Not until the court issues a final ruling on the merits of the case through a “final injunction motion” discussed above, which is likely at least a few months away. If and when we receive important updates about the case schedule, we will send updates via email to those who sign up here.
Q: If the Gomez DV-2020 class wins a final judgment, how will the 9,095 visas be processed?
We assume, but cannot be sure, that the State Department will process the 9095 visas in numerical order by diversity visa confirmation number, and subject to country caps.
Q: How do I know if I am a member of the class?
You are automatically a member of the class if you are a DV-2020 selectee and did not receive a diversity visa as of April 23, 2020.
Q: Will I receive any documents or certificate from the court or attorneys confirming my membership?
No, you will not. Your membership in the class is automatic and we will not send you any confirmation of membership.
Q: I’m a DV-2020 selectee but was not a named plaintiff in Gomez, nor any other lawsuit against the Trump administration. Do I need to join a new lawsuit to benefit from the Gomez court’s order?
No, you do not.
Q: Will my consulate continue to process my application between September 30, 2020, and the end of this case?
Unfortunately, it likely will not. The Gomez court order requires the State Department to reserve 9,095 diversity visas for future processing, but does not require the State Department to resume processing DV-2020 applications until after the court’s final judgment, which will resolve the lawsuit.
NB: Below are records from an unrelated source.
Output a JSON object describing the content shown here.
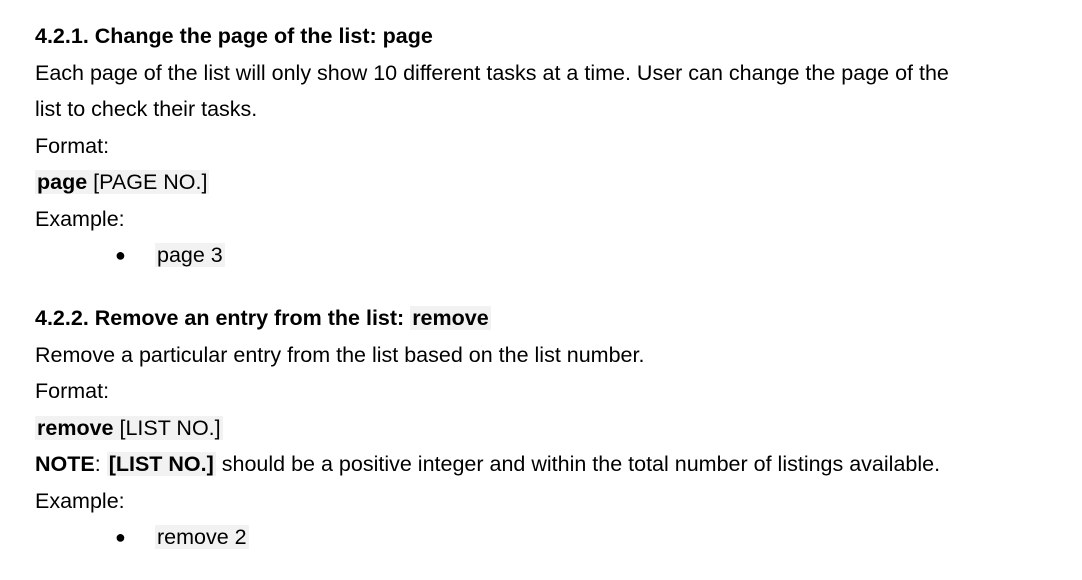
{
  "section1": {
    "heading_prefix": "4.2.1. Change the page of the list:",
    "heading_cmd": "page",
    "desc_line1": "Each page of the list will only show 10 different tasks at a time. User can change the page of the",
    "desc_line2": "list to check their tasks.",
    "format_label": "Format:",
    "format_cmd": "page",
    "format_arg": " [PAGE NO.]",
    "example_label": "Example:",
    "bullet_symbol": "●",
    "example_value": "page 3"
  },
  "section2": {
    "heading_prefix": "4.2.2. Remove an entry from the list:",
    "heading_cmd": "remove",
    "desc_line1": "Remove a particular entry from the list based on the list number.",
    "format_label": "Format:",
    "format_cmd": "remove",
    "format_arg": " [LIST NO.]",
    "note_label": "NOTE",
    "note_colon": ": ",
    "note_arg": "[LIST NO.]",
    "note_text": " should be a positive integer and within the total number of listings available.",
    "example_label": "Example:",
    "bullet_symbol": "●",
    "example_value": "remove 2"
  }
}
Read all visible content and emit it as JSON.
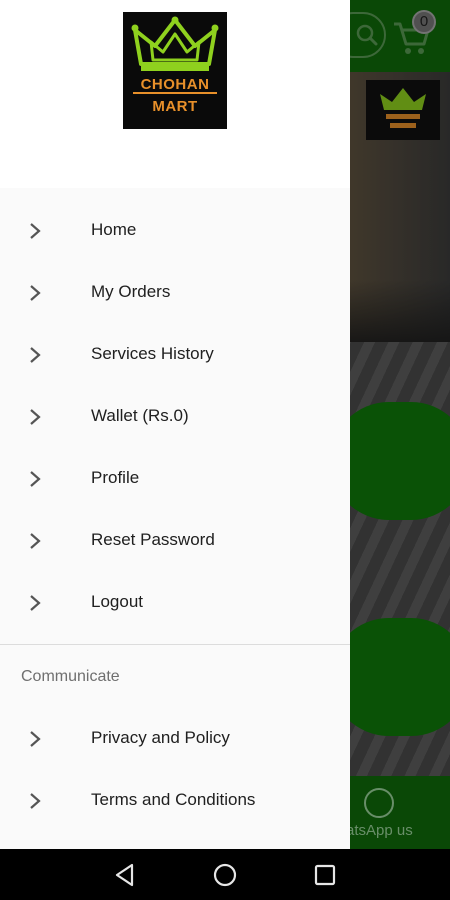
{
  "app": {
    "logo": {
      "line1": "CHOHAN",
      "line2": "MART"
    },
    "cart_count": "0"
  },
  "drawer": {
    "items": [
      {
        "label": "Home",
        "icon": "chevron-right-icon"
      },
      {
        "label": "My Orders",
        "icon": "chevron-right-icon"
      },
      {
        "label": "Services History",
        "icon": "chevron-right-icon"
      },
      {
        "label": "Wallet (Rs.0)",
        "icon": "chevron-right-icon"
      },
      {
        "label": "Profile",
        "icon": "chevron-right-icon"
      },
      {
        "label": "Reset Password",
        "icon": "chevron-right-icon"
      },
      {
        "label": "Logout",
        "icon": "chevron-right-icon"
      }
    ],
    "section_title": "Communicate",
    "communicate_items": [
      {
        "label": "Privacy and Policy",
        "icon": "chevron-right-icon"
      },
      {
        "label": "Terms and Conditions",
        "icon": "chevron-right-icon"
      }
    ]
  },
  "background": {
    "whatsapp_label": "atsApp us"
  },
  "system_nav": {
    "back_icon": "back-triangle-icon",
    "home_icon": "home-circle-icon",
    "recents_icon": "recents-square-icon"
  },
  "colors": {
    "brand_green": "#0f6b0a",
    "logo_orange": "#e8902a",
    "crown_green": "#8fd11e",
    "drawer_bg": "#fafafa"
  }
}
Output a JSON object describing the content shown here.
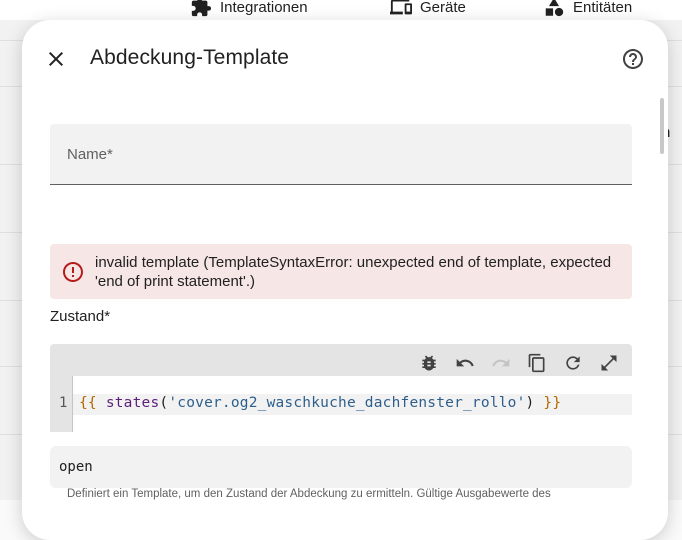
{
  "background_tabs": [
    {
      "label": "Integrationen",
      "icon": "puzzle-icon"
    },
    {
      "label": "Geräte",
      "icon": "devices-icon"
    },
    {
      "label": "Entitäten",
      "icon": "shapes-icon"
    }
  ],
  "background_right_letter": "n",
  "dialog": {
    "title": "Abdeckung-Template",
    "close_icon": "close-icon",
    "help_icon": "help-circle-icon",
    "name_field": {
      "label": "Name*",
      "value": ""
    },
    "error": {
      "icon": "alert-circle-icon",
      "message": "invalid template (TemplateSyntaxError: unexpected end of template, expected 'end of print statement'.)",
      "color": "#b71c1c"
    },
    "state_label": "Zustand*",
    "editor": {
      "toolbar": [
        "bug-icon",
        "undo-icon",
        "redo-icon",
        "copy-icon",
        "refresh-icon",
        "fullscreen-icon"
      ],
      "line_number": "1",
      "code_open_brace": "{{",
      "code_fn": "states",
      "code_paren_open": "(",
      "code_string": "'cover.og2_waschkuche_dachfenster_rollo'",
      "code_paren_close": ")",
      "code_close_brace": "}}"
    },
    "result": "open",
    "helper_text": "Definiert ein Template, um den Zustand der Abdeckung zu ermitteln. Gültige Ausgabewerte des"
  }
}
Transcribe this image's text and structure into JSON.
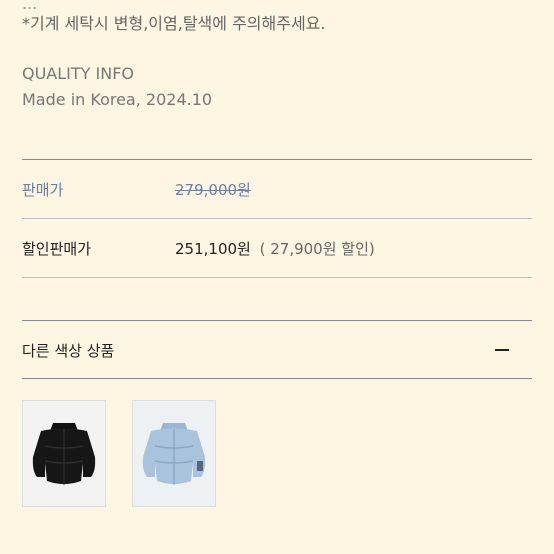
{
  "notice": {
    "cut_line": "...",
    "wash_warning": "*기계 세탁시 변형,이염,탈색에 주의해주세요."
  },
  "quality": {
    "title": "QUALITY INFO",
    "made_in": "Made in Korea, 2024.10"
  },
  "price": {
    "label": "판매가",
    "original": "279,000원"
  },
  "sale": {
    "label": "할인판매가",
    "price": "251,100원",
    "discount": "( 27,900원 할인)"
  },
  "other_colors": {
    "title": "다른 색상 상품",
    "toggle_icon": "minus-icon",
    "items": [
      {
        "color_name": "black",
        "swatch": "#1a1a1a"
      },
      {
        "color_name": "light-blue",
        "swatch": "#a9c3dc"
      }
    ]
  },
  "colors": {
    "background": "#fdf6e3",
    "price_accent": "#6b7fa8",
    "divider": "#bdbdbd"
  }
}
This will not likely happen for at least several months.
Q: Should I continue to contact my consulate to request that my application be processed?
You are welcome to do so, but we cannot advise people on questions specific to their individual cases, such as issues unique to the status of their visa processing or efforts to seek an exception to the immigration ban. As we learn additional information that impacts the class as a whole, or learn of any additional steps you should take, we will communicate that to you via email or updates to our website.
Q: 9,095 additional visas does not seem to be enough to cover all the would-be cases that have been thwarted this year because of Trump’s immigration ban. Are you going to ask the court to set aside more?
We did ask the court to reserve more than 9,095 additional visas, but the judge denied our request because of the limitations placed on Department of State consular staff to process additional visas due to the COVID-19 pandemic. If avenues exist to overcome this issue, and increase the number of DV-2020 visas reserved so far, we will explore them.
Q: How do I sign up to receive updates about the status of the Gomez case?
Please sign up here, and we will keep you posted about developments. This sign-up form is for both DV-2020 selectees and family/employment-based visa petitioners.
Q: I’ve filled out that form on your website. Now what?
We will be in touch! As we receive important updates from the court about the status of the case, we will make sure and provide those updates to you and other members of the class. We understand that this experience has proven difficult for you and your family. We remain committed to doing everything possible to help you as soon as possible.